The City Council when they meet Tuesday at 7 p.m. at the Civic Center, 1001 W. Center St., will be updated on the bulb-out removal project.
When done the 100 block of North Main will have:
uNo landscaping bulb-outs left. Originally there were eight but two had been removed since they were all installed in 2005 due to them being struck by numerous motorists turning into the Wells Fargo Bank parking lot and pulling out of the alley next to Manteca Bedquarters.
uNarrower travel lanes at 10 feet wide compared to the current 12 feet. There will be two southbound lanes and one northbound lane.
uMedians will be relocated and made narrower to allow for more vehicles in left turn pockets onto Center Street and East Yosemite Avenue.
uBike lanes on both sides of the street.
uNo on-street parking.
The 100 block of North Main Street has been the bane of motorists and the center of controversy ever since the city in 1992 adopted a traffic consultant’s recommendation to ban left turns from southbound Main onto East Yosemite Avenue as part of a way to mitigate changed traffic patterns on Main Street after Wal-Mart opened.  The left turn ban allowed two lanes of south bound traffic to flow. That decision was also ultimately reversed as well.
When all is said and done, left turn capacity onto Center Street from northbound Main and onto Yosemite from southbound Main will be improved only by a couple of vehicles.
Given that the three travel lanes and median turn lane are all 10 feet the city could put two through lanes in each direction along with the bike lanes by having traffic on Main Street go one direction at a time through signals at Center and Yosemite to allow protected left turns.

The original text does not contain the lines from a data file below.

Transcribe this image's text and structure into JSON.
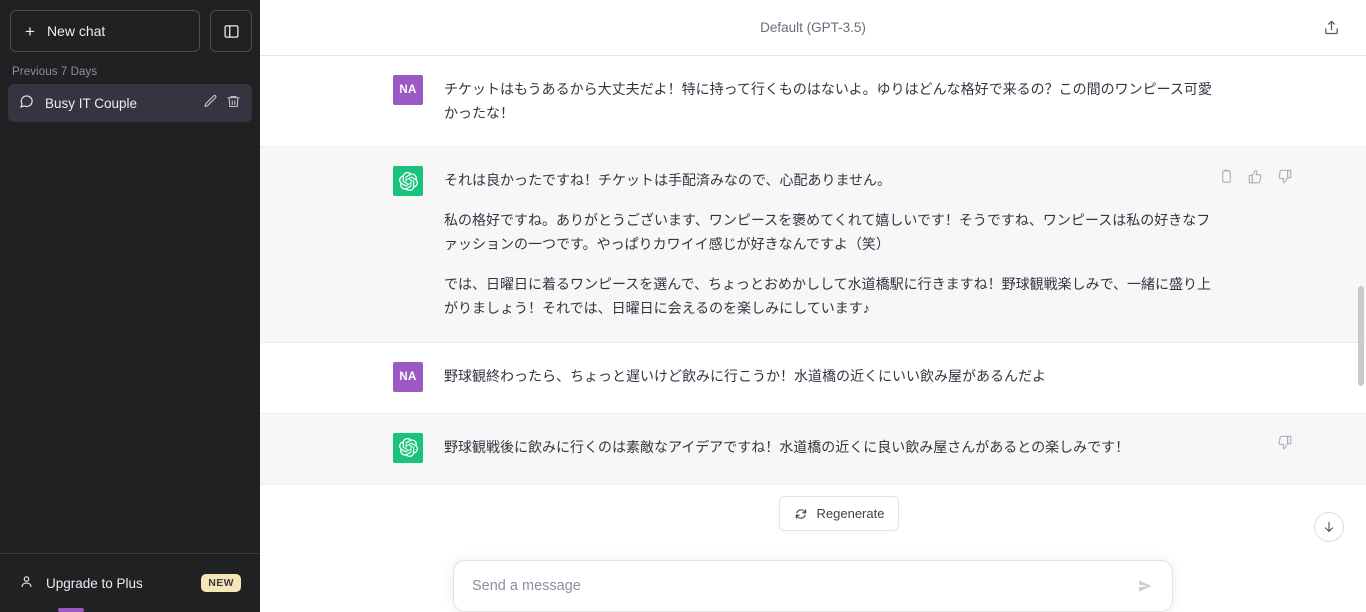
{
  "sidebar": {
    "new_chat_label": "New chat",
    "new_chat_icon": "plus-icon",
    "panel_toggle_icon": "sidebar-panel-icon",
    "section_label": "Previous 7 Days",
    "chats": [
      {
        "title": "Busy IT Couple",
        "icon": "chat-bubble-icon",
        "edit_icon": "pencil-icon",
        "delete_icon": "trash-icon",
        "active": true
      }
    ],
    "upgrade": {
      "label": "Upgrade to Plus",
      "icon": "person-icon",
      "badge": "NEW",
      "badge_color": "#f5e6b8"
    }
  },
  "header": {
    "model_title": "Default (GPT-3.5)",
    "share_icon": "share-upload-icon"
  },
  "conversation": {
    "messages": [
      {
        "role": "user",
        "avatar_initials": "NA",
        "avatar_color": "#9b59c4",
        "paragraphs": [
          "チケットはもうあるから大丈夫だよ！特に持って行くものはないよ。ゆりはどんな格好で来るの？この間のワンピース可愛かったな！"
        ]
      },
      {
        "role": "assistant",
        "avatar_icon": "openai-logo-icon",
        "avatar_color": "#19c37d",
        "paragraphs": [
          "それは良かったですね！チケットは手配済みなので、心配ありません。",
          "私の格好ですね。ありがとうございます、ワンピースを褒めてくれて嬉しいです！そうですね、ワンピースは私の好きなファッションの一つです。やっぱりカワイイ感じが好きなんですよ（笑）",
          "では、日曜日に着るワンピースを選んで、ちょっとおめかしして水道橋駅に行きますね！野球観戦楽しみで、一緒に盛り上がりましょう！それでは、日曜日に会えるのを楽しみにしています♪"
        ],
        "actions": [
          "copy-icon",
          "thumbs-up-icon",
          "thumbs-down-icon"
        ]
      },
      {
        "role": "user",
        "avatar_initials": "NA",
        "avatar_color": "#9b59c4",
        "paragraphs": [
          "野球観終わったら、ちょっと遅いけど飲みに行こうか！水道橋の近くにいい飲み屋があるんだよ"
        ]
      },
      {
        "role": "assistant",
        "avatar_icon": "openai-logo-icon",
        "avatar_color": "#19c37d",
        "paragraphs": [
          "野球観戦後に飲みに行くのは素敵なアイデアですね！水道橋の近くに良い飲み屋さんがあるとの楽しみです！"
        ],
        "actions": [
          "thumbs-down-icon"
        ]
      }
    ]
  },
  "footer": {
    "regenerate_label": "Regenerate",
    "regenerate_icon": "refresh-icon",
    "composer_placeholder": "Send a message",
    "composer_value": "",
    "send_icon": "send-arrow-icon",
    "scroll_bottom_icon": "arrow-down-icon"
  }
}
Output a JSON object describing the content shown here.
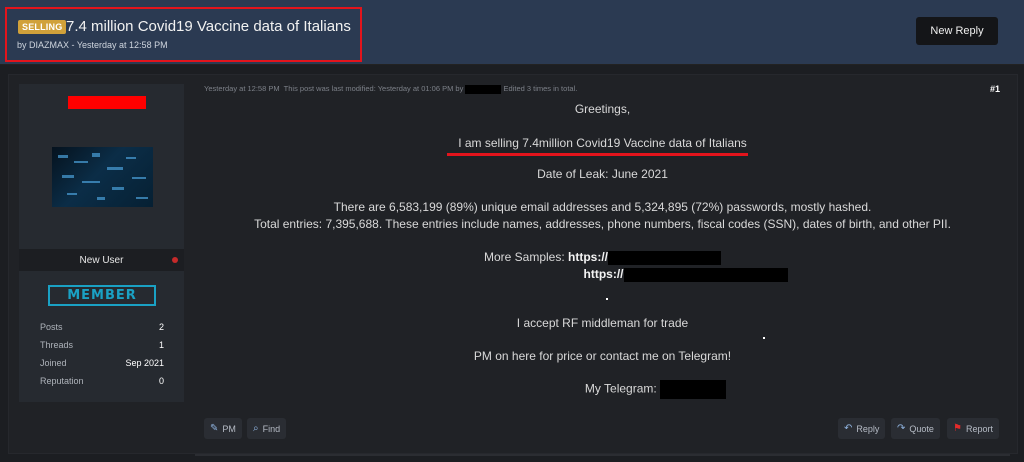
{
  "header": {
    "prefix_badge": "SELLING",
    "thread_title": "7.4 million Covid19 Vaccine data of Italians",
    "thread_meta": "by DIAZMAX - Yesterday at 12:58 PM",
    "new_reply_label": "New Reply"
  },
  "sidebar": {
    "role": "New User",
    "badge": "MEMBER",
    "stats": [
      {
        "label": "Posts",
        "value": "2"
      },
      {
        "label": "Threads",
        "value": "1"
      },
      {
        "label": "Joined",
        "value": "Sep 2021"
      },
      {
        "label": "Reputation",
        "value": "0"
      }
    ]
  },
  "post": {
    "time": "Yesterday at 12:58 PM",
    "modified_prefix": "This post was last modified: Yesterday at 01:06 PM by",
    "edited": "Edited 3 times in total.",
    "number": "#1",
    "lines": {
      "greeting": "Greetings,",
      "selling": "I am selling 7.4million Covid19 Vaccine data of Italians",
      "date_of_leak": "Date of Leak: June 2021",
      "emails": "There are 6,583,199 (89%) unique email addresses and 5,324,895 (72%) passwords, mostly hashed.",
      "entries": "Total entries: 7,395,688. These entries include names, addresses, phone numbers, fiscal codes (SSN), dates of birth, and other PII.",
      "samples_label": "More Samples:",
      "https": "https://",
      "middleman": "I accept RF middleman for trade",
      "pm": "PM on here for price or contact me on Telegram!",
      "telegram": "My Telegram:"
    }
  },
  "actions": {
    "pm": "PM",
    "find": "Find",
    "reply": "Reply",
    "quote": "Quote",
    "report": "Report"
  },
  "icons": {
    "pm": "pm-icon",
    "find": "search-icon",
    "reply": "reply-icon",
    "quote": "quote-icon",
    "report": "flag-icon"
  },
  "colors": {
    "header_bg": "#2b3a52",
    "highlight_red": "#e3141c",
    "badge_gold": "#d1a13a",
    "member_cyan": "#1aa1c4"
  }
}
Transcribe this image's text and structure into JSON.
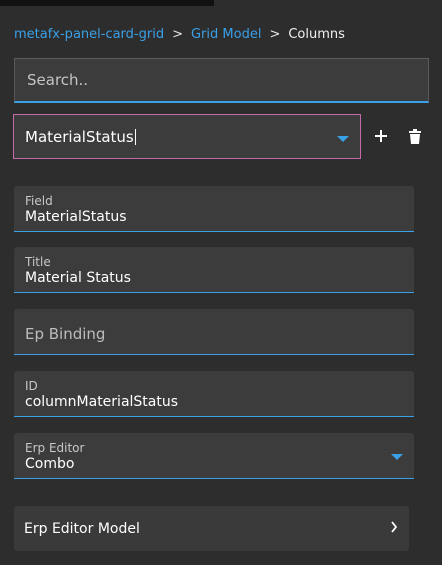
{
  "breadcrumb": {
    "item1": "metafx-panel-card-grid",
    "sep1": ">",
    "item2": "Grid Model",
    "sep2": ">",
    "current": "Columns"
  },
  "search": {
    "placeholder": "Search.."
  },
  "column_select": {
    "value": "MaterialStatus"
  },
  "fields": {
    "field": {
      "label": "Field",
      "value": "MaterialStatus"
    },
    "title": {
      "label": "Title",
      "value": "Material Status"
    },
    "ep_binding": {
      "placeholder": "Ep Binding"
    },
    "id": {
      "label": "ID",
      "value": "columnMaterialStatus"
    },
    "erp_editor": {
      "label": "Erp Editor",
      "value": "Combo"
    }
  },
  "panel": {
    "title": "Erp Editor Model"
  },
  "icons": {
    "add": "plus-icon",
    "delete": "trash-icon",
    "dropdown": "caret-down-icon",
    "expand": "chevron-right-icon"
  },
  "colors": {
    "background": "#2d2d2d",
    "field_bg": "#3c3c3c",
    "accent": "#3aa0e8",
    "focus_border": "#c46aa8"
  }
}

The city council never asked for that option to be explored in April of 2016. Instead they were more focused on getting rid of the controversial bulb-outs and not looking at overall traffic flow.

To contact Dennis Wyatt, email